-To this add the ground onion-tomato paste along with half a cup of water(add more if you prefer a thinner gravy), canned chickpeas, salt and let it simmer. Finally add the coconut milk, dried mint/ dried fenugreek leaves & stir it well and allow to simmer once again. Keep stirring once in a while to ensure that it doesn’t stick to the bottom of the pan. Once it comes to a boil, put off the stove and garnish with coriander or other microgreens.
-Serve hot with rice/rotis , some ghee and a side of lemon & onions.

Although the food I’ve grown up eating was always vegetarian, dairy has been a big part of it. My grandmother and my mother used/use it widely in their cooking be in in the form of yogurt, ghee, butter, cream or even just regular milk. This experiment with the use of coconut milk has been an eye opener and I hope to use it more often. Not only did I get to revert from the classic but I also got to learn something new. I’m grateful for this wonderful experience.

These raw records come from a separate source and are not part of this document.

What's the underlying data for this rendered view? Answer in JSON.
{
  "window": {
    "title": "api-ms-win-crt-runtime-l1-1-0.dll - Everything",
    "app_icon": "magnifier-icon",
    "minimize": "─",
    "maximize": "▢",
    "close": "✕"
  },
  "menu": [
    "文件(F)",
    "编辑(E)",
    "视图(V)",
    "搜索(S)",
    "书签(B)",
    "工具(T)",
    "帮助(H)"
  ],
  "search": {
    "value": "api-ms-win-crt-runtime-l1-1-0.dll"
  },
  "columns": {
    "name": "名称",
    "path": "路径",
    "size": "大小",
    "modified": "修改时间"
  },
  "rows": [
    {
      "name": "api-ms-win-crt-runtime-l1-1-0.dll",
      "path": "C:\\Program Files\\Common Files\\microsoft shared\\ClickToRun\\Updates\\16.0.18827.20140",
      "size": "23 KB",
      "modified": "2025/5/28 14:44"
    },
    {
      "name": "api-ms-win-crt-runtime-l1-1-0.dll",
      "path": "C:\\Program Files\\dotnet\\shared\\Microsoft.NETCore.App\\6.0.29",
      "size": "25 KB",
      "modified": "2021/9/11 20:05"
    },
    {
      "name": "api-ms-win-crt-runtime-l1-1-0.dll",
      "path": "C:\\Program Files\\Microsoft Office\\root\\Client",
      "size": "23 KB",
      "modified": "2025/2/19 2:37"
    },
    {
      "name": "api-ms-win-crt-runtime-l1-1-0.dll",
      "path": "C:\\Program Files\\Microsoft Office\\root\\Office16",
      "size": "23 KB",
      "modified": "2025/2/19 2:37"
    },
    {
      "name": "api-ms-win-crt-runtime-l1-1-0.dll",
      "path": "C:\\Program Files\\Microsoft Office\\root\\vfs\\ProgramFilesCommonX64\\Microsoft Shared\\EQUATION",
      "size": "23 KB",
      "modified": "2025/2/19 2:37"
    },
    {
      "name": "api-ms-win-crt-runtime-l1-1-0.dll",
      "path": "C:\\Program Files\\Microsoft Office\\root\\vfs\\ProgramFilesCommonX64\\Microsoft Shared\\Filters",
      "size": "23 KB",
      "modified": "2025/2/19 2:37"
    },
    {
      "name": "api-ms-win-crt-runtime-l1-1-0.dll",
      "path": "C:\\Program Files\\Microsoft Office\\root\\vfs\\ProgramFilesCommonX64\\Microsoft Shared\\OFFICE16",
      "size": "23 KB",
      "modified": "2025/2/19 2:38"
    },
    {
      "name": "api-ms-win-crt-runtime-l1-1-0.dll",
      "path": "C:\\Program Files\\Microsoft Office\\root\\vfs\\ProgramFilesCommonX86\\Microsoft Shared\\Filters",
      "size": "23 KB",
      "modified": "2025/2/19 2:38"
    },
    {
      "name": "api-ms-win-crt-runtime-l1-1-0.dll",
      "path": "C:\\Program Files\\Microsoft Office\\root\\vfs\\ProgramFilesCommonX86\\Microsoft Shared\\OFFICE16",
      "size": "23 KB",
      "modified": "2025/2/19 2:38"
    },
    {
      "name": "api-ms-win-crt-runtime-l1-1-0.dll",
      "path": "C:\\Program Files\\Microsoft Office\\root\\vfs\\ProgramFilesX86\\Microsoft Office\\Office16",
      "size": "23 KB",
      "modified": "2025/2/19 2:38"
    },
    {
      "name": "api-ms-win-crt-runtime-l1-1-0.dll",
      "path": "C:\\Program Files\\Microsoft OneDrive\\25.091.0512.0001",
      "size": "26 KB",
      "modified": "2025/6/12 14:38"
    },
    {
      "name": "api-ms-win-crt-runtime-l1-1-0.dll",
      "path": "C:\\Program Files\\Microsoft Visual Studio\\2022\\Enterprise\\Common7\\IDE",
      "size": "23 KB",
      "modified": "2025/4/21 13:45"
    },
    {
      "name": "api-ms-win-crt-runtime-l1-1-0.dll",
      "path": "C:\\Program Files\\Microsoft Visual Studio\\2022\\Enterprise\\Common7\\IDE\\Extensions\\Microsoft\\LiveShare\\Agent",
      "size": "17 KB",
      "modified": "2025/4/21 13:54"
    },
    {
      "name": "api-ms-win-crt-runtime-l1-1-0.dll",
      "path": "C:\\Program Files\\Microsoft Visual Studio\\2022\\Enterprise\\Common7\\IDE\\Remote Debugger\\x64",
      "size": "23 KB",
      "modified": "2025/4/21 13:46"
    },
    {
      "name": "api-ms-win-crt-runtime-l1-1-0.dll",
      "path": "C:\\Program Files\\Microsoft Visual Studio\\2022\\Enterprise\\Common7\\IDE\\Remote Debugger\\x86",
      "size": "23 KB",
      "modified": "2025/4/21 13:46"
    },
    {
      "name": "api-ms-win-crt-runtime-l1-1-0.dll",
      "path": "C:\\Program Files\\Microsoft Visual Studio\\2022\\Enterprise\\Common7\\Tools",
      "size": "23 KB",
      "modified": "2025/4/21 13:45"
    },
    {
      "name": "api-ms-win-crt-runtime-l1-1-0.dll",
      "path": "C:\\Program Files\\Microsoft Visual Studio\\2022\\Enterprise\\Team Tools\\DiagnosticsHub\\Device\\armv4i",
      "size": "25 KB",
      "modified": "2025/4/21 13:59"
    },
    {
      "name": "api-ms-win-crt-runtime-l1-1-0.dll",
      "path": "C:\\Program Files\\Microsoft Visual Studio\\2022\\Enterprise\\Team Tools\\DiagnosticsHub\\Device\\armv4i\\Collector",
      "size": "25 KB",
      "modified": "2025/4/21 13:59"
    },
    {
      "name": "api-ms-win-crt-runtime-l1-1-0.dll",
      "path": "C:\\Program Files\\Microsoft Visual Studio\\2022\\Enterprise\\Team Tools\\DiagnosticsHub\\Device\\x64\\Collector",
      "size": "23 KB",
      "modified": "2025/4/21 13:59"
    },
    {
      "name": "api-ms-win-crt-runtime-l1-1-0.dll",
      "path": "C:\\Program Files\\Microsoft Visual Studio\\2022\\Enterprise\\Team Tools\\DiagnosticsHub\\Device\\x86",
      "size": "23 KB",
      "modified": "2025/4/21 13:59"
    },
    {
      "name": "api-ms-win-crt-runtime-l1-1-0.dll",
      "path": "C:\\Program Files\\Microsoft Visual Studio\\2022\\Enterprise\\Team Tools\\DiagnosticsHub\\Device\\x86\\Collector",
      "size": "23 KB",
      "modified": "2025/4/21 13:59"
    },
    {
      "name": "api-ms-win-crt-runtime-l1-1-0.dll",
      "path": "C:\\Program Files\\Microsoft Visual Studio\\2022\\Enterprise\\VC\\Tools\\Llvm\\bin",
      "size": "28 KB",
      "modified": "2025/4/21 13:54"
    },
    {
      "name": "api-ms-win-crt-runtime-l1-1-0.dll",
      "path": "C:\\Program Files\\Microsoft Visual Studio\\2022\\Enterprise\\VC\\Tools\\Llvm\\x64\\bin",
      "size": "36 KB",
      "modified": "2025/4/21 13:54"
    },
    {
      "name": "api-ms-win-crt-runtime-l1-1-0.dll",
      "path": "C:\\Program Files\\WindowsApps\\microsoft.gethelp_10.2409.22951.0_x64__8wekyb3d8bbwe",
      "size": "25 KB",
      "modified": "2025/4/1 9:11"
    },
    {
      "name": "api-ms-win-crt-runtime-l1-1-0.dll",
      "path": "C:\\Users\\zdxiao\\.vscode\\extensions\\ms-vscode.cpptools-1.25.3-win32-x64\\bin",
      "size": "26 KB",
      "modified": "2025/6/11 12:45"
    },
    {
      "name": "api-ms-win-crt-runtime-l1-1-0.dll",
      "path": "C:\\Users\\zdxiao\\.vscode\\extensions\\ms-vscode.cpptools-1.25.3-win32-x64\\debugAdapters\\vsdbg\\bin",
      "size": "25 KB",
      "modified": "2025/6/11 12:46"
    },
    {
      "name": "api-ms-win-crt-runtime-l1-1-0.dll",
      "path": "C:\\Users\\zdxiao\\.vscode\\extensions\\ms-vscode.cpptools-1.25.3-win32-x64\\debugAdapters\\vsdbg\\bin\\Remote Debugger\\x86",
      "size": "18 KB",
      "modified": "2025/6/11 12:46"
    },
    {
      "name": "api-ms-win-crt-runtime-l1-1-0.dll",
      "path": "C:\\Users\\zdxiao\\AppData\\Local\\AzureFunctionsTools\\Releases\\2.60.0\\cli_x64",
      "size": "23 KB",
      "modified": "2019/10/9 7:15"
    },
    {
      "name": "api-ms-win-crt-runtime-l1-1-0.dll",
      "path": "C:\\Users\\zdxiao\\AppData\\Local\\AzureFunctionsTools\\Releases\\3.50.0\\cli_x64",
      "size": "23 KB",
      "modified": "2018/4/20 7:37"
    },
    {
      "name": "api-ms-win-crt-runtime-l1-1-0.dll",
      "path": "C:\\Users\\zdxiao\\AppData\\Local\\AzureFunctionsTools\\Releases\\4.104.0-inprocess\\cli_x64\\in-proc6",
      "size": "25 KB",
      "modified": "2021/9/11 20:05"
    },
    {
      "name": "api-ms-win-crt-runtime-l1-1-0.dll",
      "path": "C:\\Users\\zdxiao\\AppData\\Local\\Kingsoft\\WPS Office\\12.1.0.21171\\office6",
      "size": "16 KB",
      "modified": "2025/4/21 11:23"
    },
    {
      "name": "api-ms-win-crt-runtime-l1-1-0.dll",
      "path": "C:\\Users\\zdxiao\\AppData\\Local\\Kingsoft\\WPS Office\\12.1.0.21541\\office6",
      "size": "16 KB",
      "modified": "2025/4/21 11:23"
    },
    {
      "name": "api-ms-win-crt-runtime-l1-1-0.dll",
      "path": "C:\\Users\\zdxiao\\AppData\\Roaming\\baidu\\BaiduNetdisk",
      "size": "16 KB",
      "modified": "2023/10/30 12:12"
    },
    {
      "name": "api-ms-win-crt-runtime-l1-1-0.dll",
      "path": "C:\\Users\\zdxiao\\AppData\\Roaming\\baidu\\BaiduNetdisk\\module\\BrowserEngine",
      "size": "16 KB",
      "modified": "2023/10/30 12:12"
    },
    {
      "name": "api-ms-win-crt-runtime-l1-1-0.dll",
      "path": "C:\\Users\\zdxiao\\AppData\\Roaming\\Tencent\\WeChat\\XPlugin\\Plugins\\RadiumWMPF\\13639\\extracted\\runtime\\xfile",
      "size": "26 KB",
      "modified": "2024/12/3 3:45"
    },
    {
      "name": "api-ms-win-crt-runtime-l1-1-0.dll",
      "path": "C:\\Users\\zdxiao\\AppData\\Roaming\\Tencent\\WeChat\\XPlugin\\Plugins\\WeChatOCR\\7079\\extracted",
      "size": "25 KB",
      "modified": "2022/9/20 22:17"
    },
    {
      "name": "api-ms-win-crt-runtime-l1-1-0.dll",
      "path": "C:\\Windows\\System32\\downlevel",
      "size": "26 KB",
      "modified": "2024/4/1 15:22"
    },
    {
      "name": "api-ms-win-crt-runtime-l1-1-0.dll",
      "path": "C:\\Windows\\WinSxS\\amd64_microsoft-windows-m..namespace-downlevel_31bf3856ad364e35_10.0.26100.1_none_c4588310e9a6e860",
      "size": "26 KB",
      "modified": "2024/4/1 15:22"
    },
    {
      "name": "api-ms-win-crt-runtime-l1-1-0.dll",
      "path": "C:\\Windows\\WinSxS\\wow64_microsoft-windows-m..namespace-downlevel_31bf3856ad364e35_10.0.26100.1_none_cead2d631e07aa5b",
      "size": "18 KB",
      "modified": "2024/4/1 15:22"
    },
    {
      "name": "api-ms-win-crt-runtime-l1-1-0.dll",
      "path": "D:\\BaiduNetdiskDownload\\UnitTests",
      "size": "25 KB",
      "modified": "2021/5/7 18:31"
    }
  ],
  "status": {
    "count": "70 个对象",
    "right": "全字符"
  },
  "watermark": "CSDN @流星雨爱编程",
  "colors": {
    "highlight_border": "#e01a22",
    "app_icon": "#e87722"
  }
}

Nutrition – Blog 1

I’m Divya Rao, currently a student in the Baking Pre-employment Certificate Program at George Brown College. Although I have a background in Dentistry, I have always been immensely passionate about baking, pastry and everything in that family. After many years of distractions and procrastination, I recently decided to chase my dreams. In the future, I hope to gain experience in a restaurant/bakery, work with the stalwarts of this industry and hone my craft.

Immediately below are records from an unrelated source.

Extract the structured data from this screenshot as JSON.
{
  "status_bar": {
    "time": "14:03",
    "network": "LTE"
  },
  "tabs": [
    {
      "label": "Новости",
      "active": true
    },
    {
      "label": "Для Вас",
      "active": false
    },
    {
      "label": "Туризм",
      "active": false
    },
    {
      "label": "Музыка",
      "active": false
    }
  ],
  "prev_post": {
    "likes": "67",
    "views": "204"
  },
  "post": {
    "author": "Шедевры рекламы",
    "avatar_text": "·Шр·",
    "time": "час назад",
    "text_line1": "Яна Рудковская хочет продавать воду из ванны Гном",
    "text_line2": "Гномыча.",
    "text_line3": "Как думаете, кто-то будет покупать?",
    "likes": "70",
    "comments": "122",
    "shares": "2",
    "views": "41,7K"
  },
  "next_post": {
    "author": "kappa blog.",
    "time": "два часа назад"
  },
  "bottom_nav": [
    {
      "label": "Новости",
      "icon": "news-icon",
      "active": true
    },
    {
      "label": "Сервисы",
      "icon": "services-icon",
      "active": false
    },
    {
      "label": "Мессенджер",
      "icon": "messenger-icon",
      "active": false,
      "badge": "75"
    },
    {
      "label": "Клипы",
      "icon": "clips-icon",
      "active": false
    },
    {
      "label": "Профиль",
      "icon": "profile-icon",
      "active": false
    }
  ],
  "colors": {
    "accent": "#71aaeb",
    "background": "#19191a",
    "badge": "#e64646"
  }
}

For a year in 2014, I stayed away from all things sweet and oily. It led to me losing 15 kilos (while still eating healthy, filling meals – all thanks to a dietitian who helped me design a meal plan) which was much needed at that point since my weight was over the limit. If this diet lies at one end of the spectrum, at the other end of the spectrum lies something totally different: I spend every living, breathing moment thinking about the next sweet treat I can whip up and there is absolutely no dearth of butter or sugar in my kitchen. However, at the center of these two extremes, is a significant aspect of Nutrition: BALANCE. I aim constantly to include balance and moderation in our everyday meals. Some days it’s colorful salads that nourish our body and mind and on other days I fire up the oven to bake a wholewheat pizza that does the same. Balance and food that pays equal attention to all macro & micro nutrients is a topic that appeals to me the most.

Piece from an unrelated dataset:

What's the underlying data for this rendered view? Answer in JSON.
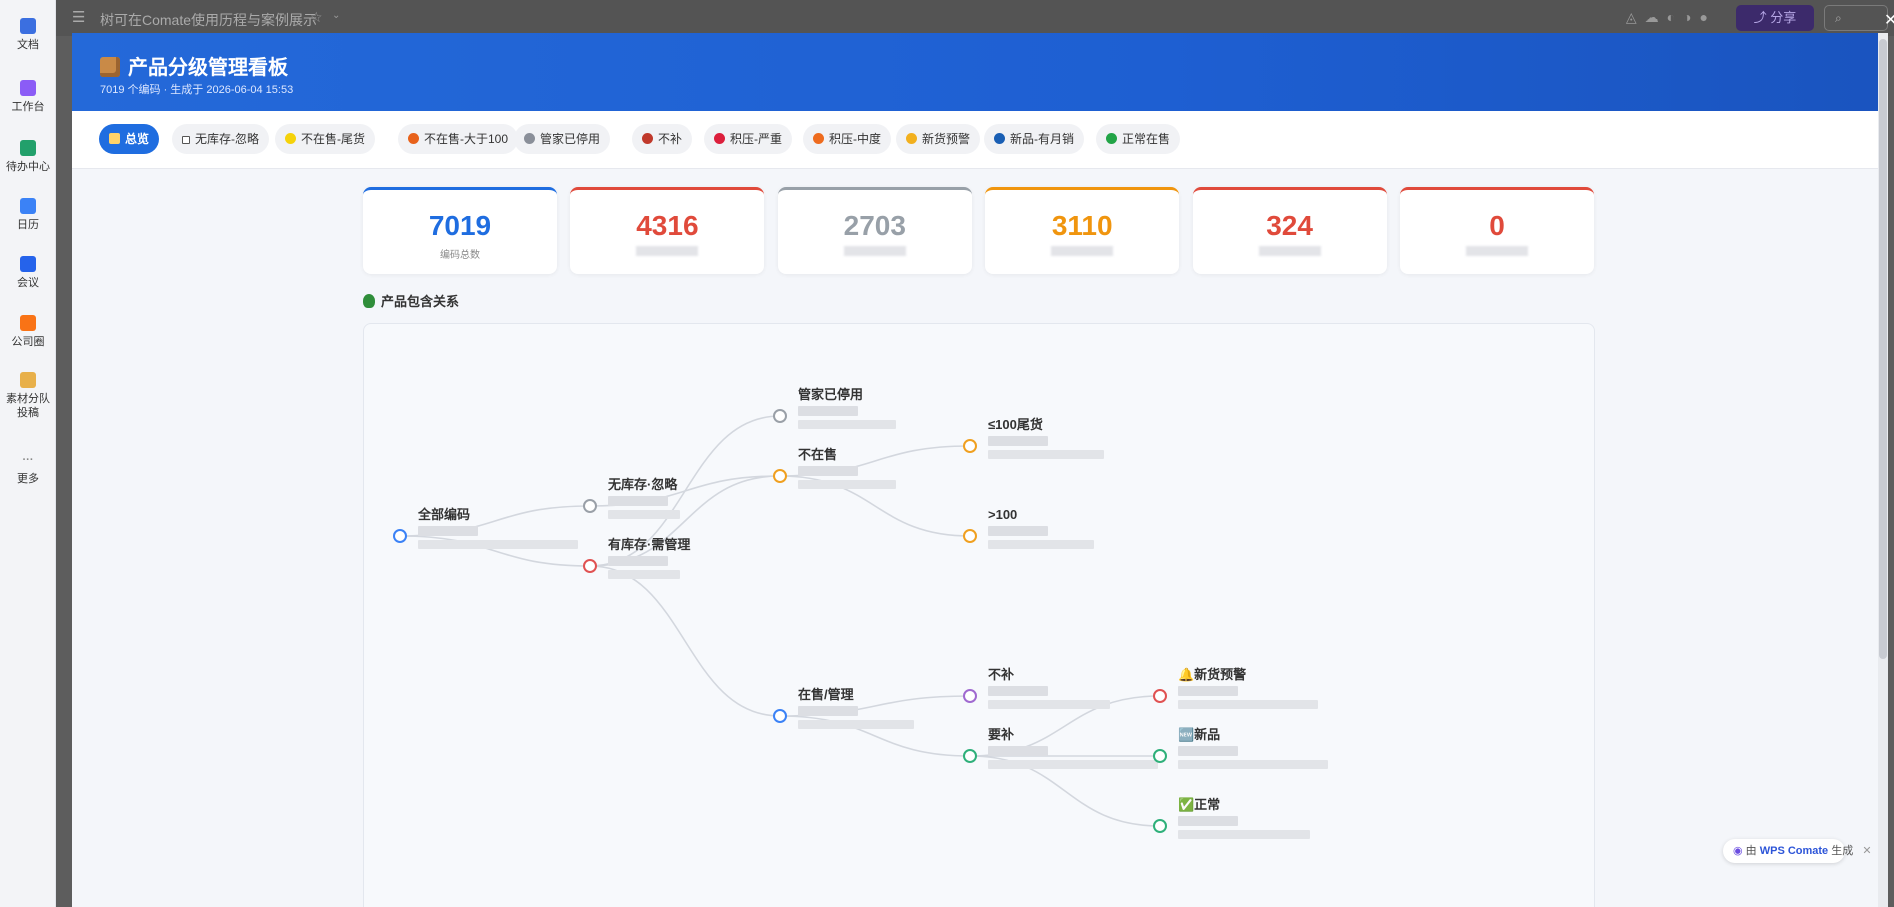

I definitely believe that Nutrition is playing a huge role in the present day culinary scenario. For starters, there is more exposure to foods that were otherwise restricted to certain parts of the world like for example, protein-rich quinoa. Also, the use wholegrain flour in bread and in fact, the return of traditional methods of baking bread that cater to gut health(sourdough) has become immensely popular. And to top it all, different dietary changes adapted by people like keto, gluten-free and veganism have all forced the culinary industry to adapt to the changing scenario. The industry is making a keen effort to keep up with these changes and I’m sure they are here to stay.

Mahdawi, Arwa. “The Furore over the Fish-Eating Vegan Influencer Is a Warning to Us All | Arwa Mahdawi.” The Guardian, Guardian News and Media, 26 Mar. 2019,